### Activity
Search the data for the word "session". Reproduce every line where it is found.

### Supplied information
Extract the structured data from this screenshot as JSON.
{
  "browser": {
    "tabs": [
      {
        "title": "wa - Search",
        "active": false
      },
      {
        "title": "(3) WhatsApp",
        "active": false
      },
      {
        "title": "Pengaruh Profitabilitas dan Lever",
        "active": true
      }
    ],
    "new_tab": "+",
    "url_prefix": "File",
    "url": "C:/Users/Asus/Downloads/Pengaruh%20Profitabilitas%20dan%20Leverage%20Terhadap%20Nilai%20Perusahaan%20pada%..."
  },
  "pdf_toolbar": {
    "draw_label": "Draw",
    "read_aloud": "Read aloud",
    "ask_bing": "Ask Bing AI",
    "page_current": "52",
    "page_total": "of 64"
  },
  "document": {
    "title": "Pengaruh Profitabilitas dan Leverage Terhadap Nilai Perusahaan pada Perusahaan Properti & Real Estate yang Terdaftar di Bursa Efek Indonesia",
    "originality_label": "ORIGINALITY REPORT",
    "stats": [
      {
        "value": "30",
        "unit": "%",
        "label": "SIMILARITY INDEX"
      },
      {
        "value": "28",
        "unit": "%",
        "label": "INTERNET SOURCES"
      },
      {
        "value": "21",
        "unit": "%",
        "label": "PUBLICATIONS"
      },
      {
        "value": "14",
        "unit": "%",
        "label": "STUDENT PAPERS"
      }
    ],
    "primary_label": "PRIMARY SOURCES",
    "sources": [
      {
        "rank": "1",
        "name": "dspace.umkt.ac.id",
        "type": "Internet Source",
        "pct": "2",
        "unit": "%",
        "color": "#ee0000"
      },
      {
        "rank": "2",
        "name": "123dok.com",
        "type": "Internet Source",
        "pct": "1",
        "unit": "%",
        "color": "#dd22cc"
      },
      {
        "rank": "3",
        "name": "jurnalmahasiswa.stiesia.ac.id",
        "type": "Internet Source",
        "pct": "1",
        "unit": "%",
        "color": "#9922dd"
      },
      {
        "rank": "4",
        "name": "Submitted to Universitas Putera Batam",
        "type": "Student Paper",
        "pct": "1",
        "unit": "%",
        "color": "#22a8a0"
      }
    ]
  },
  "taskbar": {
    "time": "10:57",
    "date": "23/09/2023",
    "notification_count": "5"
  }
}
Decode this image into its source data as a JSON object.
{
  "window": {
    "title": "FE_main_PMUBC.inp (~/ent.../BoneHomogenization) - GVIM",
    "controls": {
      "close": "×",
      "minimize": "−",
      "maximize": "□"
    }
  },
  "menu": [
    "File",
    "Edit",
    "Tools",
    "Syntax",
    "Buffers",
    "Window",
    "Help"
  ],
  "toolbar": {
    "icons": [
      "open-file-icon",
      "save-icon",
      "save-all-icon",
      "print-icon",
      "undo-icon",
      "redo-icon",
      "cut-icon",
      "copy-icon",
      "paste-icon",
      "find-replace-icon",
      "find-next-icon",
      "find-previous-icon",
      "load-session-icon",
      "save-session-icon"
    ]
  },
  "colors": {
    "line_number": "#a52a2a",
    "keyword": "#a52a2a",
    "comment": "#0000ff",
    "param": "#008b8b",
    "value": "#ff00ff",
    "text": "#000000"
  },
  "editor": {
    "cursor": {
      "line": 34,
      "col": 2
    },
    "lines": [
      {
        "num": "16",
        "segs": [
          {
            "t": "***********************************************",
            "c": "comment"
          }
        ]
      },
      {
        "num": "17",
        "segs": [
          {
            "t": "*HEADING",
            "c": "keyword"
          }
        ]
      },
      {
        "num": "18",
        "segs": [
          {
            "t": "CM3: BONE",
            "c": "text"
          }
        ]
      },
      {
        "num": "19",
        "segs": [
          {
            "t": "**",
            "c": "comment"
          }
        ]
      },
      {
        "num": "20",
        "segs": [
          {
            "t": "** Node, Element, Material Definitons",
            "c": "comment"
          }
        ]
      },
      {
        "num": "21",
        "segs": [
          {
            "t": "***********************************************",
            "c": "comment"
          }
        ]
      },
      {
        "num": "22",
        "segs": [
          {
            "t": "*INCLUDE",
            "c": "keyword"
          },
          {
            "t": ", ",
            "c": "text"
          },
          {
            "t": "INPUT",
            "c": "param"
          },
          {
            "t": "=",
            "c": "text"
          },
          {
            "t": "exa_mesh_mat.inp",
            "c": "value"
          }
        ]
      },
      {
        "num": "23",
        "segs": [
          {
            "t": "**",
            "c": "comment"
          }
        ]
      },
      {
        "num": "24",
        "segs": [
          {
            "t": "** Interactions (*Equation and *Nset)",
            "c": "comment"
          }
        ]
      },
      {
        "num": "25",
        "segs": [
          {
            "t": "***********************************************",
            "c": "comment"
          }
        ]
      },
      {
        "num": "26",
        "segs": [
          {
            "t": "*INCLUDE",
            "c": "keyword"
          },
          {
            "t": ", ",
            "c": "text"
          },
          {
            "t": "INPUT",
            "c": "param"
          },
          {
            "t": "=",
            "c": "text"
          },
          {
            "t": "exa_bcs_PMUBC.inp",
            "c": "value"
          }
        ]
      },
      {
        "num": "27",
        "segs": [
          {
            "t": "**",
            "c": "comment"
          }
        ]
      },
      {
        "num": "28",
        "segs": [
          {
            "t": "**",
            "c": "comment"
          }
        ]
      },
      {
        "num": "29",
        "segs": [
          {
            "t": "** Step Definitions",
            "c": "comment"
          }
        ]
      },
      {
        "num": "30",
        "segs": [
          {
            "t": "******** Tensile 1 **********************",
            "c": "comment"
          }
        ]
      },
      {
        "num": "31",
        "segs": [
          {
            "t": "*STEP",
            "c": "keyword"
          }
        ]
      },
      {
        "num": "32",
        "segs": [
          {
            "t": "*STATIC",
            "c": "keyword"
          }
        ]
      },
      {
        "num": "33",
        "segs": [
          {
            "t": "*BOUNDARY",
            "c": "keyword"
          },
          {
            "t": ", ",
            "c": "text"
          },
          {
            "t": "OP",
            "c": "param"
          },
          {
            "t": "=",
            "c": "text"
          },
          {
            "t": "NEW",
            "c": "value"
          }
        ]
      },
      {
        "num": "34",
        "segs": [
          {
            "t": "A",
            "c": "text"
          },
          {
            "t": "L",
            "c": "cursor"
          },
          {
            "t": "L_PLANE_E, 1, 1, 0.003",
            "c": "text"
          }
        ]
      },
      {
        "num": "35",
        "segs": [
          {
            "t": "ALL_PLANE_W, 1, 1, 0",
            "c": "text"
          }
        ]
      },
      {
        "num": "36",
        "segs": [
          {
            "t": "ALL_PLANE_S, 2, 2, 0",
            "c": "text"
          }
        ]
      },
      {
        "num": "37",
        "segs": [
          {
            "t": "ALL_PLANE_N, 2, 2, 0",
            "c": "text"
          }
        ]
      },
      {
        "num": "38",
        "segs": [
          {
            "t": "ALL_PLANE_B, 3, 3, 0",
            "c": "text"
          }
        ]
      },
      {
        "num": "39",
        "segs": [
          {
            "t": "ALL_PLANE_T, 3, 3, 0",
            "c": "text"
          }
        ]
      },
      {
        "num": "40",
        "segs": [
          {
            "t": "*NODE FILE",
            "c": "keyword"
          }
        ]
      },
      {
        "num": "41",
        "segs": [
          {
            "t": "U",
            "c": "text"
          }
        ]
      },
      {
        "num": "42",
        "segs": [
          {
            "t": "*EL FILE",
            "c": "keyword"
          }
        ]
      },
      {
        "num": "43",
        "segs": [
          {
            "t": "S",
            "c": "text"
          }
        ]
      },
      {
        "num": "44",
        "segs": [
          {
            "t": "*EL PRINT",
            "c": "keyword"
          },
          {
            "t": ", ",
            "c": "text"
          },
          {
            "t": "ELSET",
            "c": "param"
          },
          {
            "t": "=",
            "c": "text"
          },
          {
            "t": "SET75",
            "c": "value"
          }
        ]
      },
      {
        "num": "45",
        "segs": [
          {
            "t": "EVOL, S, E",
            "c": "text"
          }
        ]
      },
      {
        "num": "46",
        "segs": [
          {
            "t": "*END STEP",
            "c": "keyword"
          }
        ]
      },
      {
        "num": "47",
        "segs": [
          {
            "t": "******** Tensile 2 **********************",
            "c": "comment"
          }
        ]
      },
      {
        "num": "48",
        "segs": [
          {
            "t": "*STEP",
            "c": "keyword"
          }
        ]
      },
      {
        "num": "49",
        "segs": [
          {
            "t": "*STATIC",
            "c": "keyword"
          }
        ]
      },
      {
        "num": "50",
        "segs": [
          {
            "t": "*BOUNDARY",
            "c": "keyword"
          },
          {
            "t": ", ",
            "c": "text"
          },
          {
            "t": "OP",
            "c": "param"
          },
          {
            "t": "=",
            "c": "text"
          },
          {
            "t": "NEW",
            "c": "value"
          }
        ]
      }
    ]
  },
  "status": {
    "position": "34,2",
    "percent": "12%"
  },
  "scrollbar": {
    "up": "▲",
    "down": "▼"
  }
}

### Output of the task
      "load-session-icon",
      "save-session-icon"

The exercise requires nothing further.